● Task objective
Among the lines of the records, please find those that contain the word "human" and copy them.

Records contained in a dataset
= Beginning of Section =

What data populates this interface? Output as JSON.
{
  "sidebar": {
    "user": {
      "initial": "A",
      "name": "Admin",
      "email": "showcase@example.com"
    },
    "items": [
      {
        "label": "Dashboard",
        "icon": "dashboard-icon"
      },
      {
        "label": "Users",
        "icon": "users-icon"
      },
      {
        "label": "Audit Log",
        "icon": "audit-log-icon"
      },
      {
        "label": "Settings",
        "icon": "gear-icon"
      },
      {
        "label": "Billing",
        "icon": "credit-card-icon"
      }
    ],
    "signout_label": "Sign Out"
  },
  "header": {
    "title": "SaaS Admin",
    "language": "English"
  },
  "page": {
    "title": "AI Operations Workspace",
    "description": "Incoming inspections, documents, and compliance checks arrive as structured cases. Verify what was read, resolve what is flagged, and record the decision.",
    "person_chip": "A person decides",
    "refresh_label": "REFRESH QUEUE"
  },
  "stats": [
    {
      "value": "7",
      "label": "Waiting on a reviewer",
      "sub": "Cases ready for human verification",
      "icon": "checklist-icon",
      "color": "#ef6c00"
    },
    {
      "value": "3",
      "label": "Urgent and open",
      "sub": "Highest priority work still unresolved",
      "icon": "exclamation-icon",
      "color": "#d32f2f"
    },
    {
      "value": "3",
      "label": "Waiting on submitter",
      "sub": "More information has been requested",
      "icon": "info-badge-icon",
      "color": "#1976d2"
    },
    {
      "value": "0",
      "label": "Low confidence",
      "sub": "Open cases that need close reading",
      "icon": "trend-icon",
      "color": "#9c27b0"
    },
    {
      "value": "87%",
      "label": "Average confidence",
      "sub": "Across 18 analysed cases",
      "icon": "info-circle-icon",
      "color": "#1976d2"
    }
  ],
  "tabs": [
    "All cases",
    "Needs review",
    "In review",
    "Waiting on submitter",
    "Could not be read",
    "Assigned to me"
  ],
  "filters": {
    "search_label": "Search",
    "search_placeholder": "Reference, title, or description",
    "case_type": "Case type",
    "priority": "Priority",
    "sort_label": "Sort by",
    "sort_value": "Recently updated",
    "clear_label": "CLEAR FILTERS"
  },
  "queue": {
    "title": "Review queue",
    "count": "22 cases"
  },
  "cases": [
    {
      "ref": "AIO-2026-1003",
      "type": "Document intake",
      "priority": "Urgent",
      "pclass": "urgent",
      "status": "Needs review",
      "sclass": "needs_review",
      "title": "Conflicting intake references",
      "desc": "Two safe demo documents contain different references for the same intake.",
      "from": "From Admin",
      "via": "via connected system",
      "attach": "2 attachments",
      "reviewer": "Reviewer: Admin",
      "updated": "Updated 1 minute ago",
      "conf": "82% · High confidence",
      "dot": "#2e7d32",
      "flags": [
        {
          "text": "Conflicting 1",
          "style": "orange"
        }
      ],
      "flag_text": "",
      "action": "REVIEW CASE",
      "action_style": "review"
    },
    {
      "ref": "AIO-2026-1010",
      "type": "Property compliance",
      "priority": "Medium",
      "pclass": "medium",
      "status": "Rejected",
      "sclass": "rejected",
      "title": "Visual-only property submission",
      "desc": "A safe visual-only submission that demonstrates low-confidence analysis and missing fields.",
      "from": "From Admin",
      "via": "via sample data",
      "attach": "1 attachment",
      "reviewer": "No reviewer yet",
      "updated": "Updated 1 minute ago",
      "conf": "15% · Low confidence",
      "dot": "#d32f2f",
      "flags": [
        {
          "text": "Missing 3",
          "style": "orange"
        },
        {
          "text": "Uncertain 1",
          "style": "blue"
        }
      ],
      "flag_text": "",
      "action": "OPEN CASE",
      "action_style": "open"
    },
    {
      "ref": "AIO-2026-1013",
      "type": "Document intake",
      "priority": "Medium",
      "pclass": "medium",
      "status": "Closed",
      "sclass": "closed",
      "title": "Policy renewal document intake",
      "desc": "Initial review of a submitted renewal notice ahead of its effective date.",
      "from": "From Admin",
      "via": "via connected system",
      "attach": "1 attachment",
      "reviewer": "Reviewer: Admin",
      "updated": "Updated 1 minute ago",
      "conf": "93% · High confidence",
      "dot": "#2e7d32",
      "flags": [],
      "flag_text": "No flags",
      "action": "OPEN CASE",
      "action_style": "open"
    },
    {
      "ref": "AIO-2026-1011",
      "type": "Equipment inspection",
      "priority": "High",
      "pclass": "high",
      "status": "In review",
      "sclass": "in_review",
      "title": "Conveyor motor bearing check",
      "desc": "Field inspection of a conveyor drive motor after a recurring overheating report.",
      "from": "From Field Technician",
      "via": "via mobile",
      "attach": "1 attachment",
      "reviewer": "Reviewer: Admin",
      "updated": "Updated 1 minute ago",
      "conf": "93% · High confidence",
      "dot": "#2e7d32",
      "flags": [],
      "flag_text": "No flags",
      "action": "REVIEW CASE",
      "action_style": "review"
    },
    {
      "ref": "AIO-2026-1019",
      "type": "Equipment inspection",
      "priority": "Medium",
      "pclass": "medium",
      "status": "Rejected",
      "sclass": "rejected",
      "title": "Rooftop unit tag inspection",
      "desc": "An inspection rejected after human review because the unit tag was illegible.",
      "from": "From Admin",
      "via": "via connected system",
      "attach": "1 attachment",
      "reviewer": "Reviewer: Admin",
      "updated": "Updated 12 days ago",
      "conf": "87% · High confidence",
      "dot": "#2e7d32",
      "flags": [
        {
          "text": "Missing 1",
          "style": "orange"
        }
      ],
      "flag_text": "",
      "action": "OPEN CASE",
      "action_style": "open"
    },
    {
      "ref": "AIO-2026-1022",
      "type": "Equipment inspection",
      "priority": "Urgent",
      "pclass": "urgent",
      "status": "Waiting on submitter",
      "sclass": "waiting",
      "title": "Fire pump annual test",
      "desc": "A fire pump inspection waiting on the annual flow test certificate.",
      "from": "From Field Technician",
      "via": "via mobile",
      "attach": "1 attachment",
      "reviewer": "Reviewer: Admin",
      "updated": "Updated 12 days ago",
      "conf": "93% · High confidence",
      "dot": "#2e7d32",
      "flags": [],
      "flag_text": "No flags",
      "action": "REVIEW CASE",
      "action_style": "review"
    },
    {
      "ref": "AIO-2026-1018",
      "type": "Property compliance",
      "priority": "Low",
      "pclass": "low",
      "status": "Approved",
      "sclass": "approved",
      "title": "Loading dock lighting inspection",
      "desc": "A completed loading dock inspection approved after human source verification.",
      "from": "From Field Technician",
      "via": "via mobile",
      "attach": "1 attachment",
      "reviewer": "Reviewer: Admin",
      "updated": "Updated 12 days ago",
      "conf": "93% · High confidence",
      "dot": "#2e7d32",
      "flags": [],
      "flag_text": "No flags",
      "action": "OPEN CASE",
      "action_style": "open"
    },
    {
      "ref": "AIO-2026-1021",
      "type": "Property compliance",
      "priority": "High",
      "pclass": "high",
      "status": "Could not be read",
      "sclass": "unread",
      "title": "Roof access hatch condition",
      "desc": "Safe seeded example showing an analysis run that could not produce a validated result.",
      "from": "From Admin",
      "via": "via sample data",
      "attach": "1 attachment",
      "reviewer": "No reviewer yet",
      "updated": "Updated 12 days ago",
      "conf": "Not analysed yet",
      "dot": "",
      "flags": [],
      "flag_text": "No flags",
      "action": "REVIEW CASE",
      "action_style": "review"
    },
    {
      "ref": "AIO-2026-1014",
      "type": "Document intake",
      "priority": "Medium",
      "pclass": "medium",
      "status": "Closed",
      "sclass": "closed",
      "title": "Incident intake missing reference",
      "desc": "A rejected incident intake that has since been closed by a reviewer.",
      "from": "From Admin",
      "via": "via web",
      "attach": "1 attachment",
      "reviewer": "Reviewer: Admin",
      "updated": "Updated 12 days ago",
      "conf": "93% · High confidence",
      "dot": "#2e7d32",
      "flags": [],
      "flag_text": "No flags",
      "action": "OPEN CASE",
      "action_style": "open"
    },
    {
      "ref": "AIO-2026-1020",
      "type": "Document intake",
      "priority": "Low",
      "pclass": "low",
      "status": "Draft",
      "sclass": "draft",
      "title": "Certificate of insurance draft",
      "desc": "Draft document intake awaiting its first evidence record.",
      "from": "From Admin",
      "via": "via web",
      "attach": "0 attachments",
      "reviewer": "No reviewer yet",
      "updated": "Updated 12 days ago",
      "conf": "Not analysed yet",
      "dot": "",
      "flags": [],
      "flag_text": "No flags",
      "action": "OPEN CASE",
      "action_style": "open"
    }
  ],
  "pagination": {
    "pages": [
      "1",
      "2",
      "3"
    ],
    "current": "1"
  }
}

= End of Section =

● Your solution
      "sub": "Cases ready for human verification",
      "desc": "An inspection rejected after human review because the unit tag was illegible.",
      "desc": "A completed loading dock inspection approved after human source verification.",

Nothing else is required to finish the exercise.